╭─ PROVIDED RECORDS

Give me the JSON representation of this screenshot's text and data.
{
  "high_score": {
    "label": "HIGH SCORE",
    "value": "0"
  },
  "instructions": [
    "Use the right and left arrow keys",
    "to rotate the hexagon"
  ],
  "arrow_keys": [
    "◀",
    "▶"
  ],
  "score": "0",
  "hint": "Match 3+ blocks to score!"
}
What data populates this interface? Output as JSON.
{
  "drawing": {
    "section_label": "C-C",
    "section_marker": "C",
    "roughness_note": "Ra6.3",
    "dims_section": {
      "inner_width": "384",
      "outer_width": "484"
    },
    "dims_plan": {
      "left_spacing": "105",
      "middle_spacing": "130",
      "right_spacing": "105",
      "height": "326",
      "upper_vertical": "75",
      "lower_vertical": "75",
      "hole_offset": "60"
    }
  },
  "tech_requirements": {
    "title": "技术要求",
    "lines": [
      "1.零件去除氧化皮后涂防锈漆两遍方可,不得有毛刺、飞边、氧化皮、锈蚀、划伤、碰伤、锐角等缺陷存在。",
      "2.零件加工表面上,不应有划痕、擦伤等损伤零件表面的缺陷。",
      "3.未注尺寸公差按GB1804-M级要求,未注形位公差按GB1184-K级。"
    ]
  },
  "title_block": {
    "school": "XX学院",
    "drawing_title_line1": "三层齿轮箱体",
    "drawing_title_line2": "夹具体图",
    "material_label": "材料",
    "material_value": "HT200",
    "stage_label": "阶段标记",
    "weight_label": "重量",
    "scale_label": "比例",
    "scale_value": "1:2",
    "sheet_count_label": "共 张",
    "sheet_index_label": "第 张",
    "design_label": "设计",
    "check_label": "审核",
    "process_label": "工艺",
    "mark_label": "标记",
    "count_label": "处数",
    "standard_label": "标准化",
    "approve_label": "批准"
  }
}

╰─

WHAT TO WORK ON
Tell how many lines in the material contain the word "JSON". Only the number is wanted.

REPLY
2